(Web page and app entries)
---------------

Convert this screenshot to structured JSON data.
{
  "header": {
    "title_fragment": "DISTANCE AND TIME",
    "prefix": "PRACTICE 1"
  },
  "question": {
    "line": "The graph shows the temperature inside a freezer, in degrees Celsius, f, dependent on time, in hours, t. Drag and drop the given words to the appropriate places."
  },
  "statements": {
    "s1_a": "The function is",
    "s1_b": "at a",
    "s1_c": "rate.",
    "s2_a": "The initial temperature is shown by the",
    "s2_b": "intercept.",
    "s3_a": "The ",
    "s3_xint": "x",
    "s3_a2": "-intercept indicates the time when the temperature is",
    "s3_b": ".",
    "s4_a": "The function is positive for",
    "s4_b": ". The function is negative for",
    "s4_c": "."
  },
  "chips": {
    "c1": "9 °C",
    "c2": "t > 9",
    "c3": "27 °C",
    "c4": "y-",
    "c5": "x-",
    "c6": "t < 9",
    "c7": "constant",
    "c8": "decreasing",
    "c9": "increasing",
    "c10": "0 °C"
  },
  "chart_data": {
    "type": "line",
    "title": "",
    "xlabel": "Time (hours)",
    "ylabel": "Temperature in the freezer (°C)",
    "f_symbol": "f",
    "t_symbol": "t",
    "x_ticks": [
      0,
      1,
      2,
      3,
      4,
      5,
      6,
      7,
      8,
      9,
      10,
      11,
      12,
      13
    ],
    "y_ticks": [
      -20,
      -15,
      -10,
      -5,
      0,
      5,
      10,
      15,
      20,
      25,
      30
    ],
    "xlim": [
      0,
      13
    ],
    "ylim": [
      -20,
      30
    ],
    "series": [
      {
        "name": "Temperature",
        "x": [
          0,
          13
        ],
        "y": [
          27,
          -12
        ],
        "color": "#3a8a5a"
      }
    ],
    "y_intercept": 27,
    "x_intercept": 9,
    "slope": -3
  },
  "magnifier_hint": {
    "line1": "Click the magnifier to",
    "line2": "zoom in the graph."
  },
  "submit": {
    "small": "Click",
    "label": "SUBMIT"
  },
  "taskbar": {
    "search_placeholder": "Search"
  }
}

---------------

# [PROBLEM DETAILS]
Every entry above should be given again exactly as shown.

# [RESPONSE TO THE TASK]
Convert this screenshot to structured JSON data.
{
  "header": {
    "title_fragment": "DISTANCE AND TIME",
    "prefix": "PRACTICE 1"
  },
  "question": {
    "line": "The graph shows the temperature inside a freezer, in degrees Celsius, f, dependent on time, in hours, t. Drag and drop the given words to the appropriate places."
  },
  "statements": {
    "s1_a": "The function is",
    "s1_b": "at a",
    "s1_c": "rate.",
    "s2_a": "The initial temperature is shown by the",
    "s2_b": "intercept.",
    "s3_a": "The ",
    "s3_xint": "x",
    "s3_a2": "-intercept indicates the time when the temperature is",
    "s3_b": ".",
    "s4_a": "The function is positive for",
    "s4_b": ". The function is negative for",
    "s4_c": "."
  },
  "chips": {
    "c1": "9 °C",
    "c2": "t > 9",
    "c3": "27 °C",
    "c4": "y-",
    "c5": "x-",
    "c6": "t < 9",
    "c7": "constant",
    "c8": "decreasing",
    "c9": "increasing",
    "c10": "0 °C"
  },
  "chart_data": {
    "type": "line",
    "title": "",
    "xlabel": "Time (hours)",
    "ylabel": "Temperature in the freezer (°C)",
    "f_symbol": "f",
    "t_symbol": "t",
    "x_ticks": [
      0,
      1,
      2,
      3,
      4,
      5,
      6,
      7,
      8,
      9,
      10,
      11,
      12,
      13
    ],
    "y_ticks": [
      -20,
      -15,
      -10,
      -5,
      0,
      5,
      10,
      15,
      20,
      25,
      30
    ],
    "xlim": [
      0,
      13
    ],
    "ylim": [
      -20,
      30
    ],
    "series": [
      {
        "name": "Temperature",
        "x": [
          0,
          13
        ],
        "y": [
          27,
          -12
        ],
        "color": "#3a8a5a"
      }
    ],
    "y_intercept": 27,
    "x_intercept": 9,
    "slope": -3
  },
  "magnifier_hint": {
    "line1": "Click the magnifier to",
    "line2": "zoom in the graph."
  },
  "submit": {
    "small": "Click",
    "label": "SUBMIT"
  },
  "taskbar": {
    "search_placeholder": "Search"
  }
}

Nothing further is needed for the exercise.